• **REQUIREMENT**
Each line of the data that mentions the string "count" needs to be identified and copied.
--- START ---
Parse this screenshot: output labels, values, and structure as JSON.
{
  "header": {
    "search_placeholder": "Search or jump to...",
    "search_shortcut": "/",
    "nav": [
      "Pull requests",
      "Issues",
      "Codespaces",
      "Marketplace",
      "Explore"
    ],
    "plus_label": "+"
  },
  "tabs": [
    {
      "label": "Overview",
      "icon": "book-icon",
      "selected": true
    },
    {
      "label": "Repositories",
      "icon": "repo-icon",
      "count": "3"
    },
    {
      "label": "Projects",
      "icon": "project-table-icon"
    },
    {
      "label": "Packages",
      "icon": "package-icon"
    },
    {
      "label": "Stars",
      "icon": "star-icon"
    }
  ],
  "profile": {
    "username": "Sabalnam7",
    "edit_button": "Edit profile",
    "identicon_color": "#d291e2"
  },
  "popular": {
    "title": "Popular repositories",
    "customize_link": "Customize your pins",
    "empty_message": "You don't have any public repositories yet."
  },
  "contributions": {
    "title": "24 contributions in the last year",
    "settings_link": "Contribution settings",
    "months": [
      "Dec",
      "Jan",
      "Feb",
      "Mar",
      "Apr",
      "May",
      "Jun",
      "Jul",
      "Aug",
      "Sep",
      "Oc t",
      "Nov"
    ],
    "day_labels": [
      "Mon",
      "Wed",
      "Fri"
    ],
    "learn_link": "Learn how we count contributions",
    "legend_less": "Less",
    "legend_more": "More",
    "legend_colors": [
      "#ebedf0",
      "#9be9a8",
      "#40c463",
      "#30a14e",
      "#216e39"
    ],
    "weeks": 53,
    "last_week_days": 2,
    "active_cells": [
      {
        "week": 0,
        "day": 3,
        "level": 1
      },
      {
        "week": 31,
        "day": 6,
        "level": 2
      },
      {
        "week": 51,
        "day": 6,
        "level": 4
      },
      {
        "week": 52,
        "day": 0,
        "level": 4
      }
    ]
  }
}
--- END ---
• **WRITTEN RESPONSE**
      "count": "3"
    "learn_link": "Learn how we count contributions",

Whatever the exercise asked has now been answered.